Pedagogies of Translation: Lecture and Workshop Series
Join us for an interactive lecture and workshop series with Dr. Laura Gonzales. Co-sponsored by the Susan Ratner ’86 Writing and Speaking Pedagogy Series and the Center for Engaged Pedagogy. Supported by the Barnard DEI Council Grant.
While translation is often assumed to be the transformation of words from one language to another, this lecture and workshop will consider definitions of translation broadly, including transforming information across languages, contexts, and audiences. Translation is defined here as an academic, community, and pedagogical practice that pushes communicators to adapt their thoughts and ideas to meet the needs and expectations of various audiences and rhetorical situations. Translation can encompass multiple activities, including researching different topics, learning about cultural preferences and ideologies, and collaborating with various stakeholders to make rhetorical decisions about how to adapt language. RSVP here.
Lecture: Friday, February 24th | 11-12:30pm | Ella Weed Room
Translation as a Framework for Designing Inclusive Programs and Curricula
In this presentation, Gonzales will argue that multilingual students, through their experiences with translation, have important strengths and experiences that should be centralized in the development of all writing programs. Drawing on ethnographic research with multilingual communicators in various contexts, Gonzales will demonstrate how the work of multilingual communities, such as translating, collaborating, and advocating, can inform pedagogies (in both writing courses and beyond) focused on social justice. Since multilingual communities are in the practice of making information accessible to various audiences, multilingual frameworks for rhetorically navigating communication can be useful avenues for teaching within and beyond the University. Centralizing translation as a tool for making information accessible and engaging in conversations about how meaning is negotiated across contexts can be useful to faculty and students across fields and disciplines, including the sciences and humanities. RSVP here.
Workshop: Friday, February 24th | 2-3:30pm | Milstein 113
Translating Assignment Sheets to Engage in Rhetorical Negotiation: A Multilingual Approach to Developing Accessible Writing Pedagogies

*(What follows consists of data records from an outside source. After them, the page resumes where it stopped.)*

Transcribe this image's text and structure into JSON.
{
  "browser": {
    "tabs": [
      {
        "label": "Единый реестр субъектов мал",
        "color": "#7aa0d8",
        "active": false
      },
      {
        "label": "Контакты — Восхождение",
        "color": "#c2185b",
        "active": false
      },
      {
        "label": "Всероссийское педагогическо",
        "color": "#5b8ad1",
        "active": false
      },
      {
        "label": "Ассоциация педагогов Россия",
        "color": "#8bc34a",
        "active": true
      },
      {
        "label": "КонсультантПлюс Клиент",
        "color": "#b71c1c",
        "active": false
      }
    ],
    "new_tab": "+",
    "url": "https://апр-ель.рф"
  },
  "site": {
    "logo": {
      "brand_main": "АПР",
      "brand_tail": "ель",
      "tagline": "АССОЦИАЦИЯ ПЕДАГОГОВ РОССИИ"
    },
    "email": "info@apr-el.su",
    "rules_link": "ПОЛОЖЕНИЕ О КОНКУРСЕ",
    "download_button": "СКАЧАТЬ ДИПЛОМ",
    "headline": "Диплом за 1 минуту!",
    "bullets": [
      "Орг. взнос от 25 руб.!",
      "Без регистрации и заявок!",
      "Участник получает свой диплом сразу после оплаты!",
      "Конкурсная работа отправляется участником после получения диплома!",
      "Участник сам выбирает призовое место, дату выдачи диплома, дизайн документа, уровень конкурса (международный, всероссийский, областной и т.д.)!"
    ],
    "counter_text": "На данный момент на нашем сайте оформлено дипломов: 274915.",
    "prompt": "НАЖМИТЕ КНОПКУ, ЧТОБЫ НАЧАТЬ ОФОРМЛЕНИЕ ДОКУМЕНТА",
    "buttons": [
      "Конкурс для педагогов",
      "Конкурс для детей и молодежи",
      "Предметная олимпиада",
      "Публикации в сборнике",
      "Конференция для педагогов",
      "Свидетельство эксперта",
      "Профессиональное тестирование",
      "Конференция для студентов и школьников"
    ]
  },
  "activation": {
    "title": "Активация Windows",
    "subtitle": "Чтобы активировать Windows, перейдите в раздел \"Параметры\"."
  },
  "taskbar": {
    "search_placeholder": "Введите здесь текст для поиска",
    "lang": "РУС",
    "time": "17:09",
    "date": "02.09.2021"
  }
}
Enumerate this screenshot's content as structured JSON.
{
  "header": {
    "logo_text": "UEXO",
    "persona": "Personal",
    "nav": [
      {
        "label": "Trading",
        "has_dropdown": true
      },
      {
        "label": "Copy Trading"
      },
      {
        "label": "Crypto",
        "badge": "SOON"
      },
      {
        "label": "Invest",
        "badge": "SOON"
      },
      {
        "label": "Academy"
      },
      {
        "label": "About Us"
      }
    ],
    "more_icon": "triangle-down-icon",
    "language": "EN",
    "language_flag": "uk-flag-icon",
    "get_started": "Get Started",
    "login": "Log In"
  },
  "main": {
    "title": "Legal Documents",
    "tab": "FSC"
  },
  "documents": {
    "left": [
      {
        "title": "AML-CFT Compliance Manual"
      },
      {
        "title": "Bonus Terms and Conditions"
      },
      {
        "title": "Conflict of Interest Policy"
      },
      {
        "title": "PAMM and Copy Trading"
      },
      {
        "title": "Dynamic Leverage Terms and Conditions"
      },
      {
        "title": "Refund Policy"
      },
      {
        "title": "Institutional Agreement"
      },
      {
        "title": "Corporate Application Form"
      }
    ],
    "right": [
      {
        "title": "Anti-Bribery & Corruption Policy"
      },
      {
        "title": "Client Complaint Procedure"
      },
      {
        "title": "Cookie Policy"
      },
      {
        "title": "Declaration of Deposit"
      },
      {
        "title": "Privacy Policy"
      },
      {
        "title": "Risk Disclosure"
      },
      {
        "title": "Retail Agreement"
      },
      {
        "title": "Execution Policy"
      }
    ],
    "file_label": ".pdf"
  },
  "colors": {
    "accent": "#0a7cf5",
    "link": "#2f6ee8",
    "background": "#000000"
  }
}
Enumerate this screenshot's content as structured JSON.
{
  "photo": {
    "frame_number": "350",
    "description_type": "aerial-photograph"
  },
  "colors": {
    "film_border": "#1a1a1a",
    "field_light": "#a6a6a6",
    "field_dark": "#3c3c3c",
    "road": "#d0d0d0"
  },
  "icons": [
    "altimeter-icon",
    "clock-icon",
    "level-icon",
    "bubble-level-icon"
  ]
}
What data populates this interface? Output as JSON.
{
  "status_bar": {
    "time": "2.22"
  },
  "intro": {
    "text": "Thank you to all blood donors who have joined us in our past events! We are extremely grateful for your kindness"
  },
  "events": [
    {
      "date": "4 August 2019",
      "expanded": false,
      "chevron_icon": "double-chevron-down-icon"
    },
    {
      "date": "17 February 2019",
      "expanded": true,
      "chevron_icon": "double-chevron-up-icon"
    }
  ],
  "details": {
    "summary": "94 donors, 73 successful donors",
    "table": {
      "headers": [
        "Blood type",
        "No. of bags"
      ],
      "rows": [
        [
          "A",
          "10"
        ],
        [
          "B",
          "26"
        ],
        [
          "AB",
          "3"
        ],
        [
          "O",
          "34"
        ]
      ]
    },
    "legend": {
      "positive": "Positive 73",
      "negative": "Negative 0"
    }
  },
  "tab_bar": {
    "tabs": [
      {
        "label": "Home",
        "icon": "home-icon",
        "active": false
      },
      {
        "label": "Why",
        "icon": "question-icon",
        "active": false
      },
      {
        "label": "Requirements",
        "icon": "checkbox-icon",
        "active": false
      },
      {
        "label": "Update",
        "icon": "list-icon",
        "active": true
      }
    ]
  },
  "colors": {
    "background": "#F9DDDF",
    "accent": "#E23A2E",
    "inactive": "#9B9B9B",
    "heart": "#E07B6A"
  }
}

In this interactive workshop, attendees will apply translation frameworks and strategies, such as collaboration and negotiation, to the design and interpretation of writing assignment sheets. Using translation as a framework to understand how students interpret writing tasks can help writing instructors to better understand how the language we use to describe writing tasks can have multiple different interpretations. By centralizing translation as a regular classroom practice for all students, writing instructors can both make their classrooms more accessible for multilingual students and encourage all students to ask important questions about how writing-related concepts can take on different meanings based on rhetorical situations. RSVP here.
Dr. Laura Gonzales
Dr. Laura Gonzales is a community-engaged researcher, teacher, and practitioner who highlights the value of language diversity in community, classroom, and industry contexts. She is the author of Sites of Translation: What Multilinguals Can Teach Us About Digital Writing and Rhetoric (University of Michigan Press, 2018), which won the 2020 CCCC Advancement of Knowledge Award and the 2016 Digital Rhetoric Collaborative Book Prize, Designing Multilingual Experiences in Technical Communication (Utah State University Press, 2022), and the co-editor of Latina Leadership: Language and Literacy Education Across Communities, which won the 2023 CCCC Outstanding Book Award. Dr. Gonzales is the Vice President of the Association of Teachers of Technical Writing (ATTW) and the editor of Reflections: A Journal of Community-Engaged Writing and Rhetoric.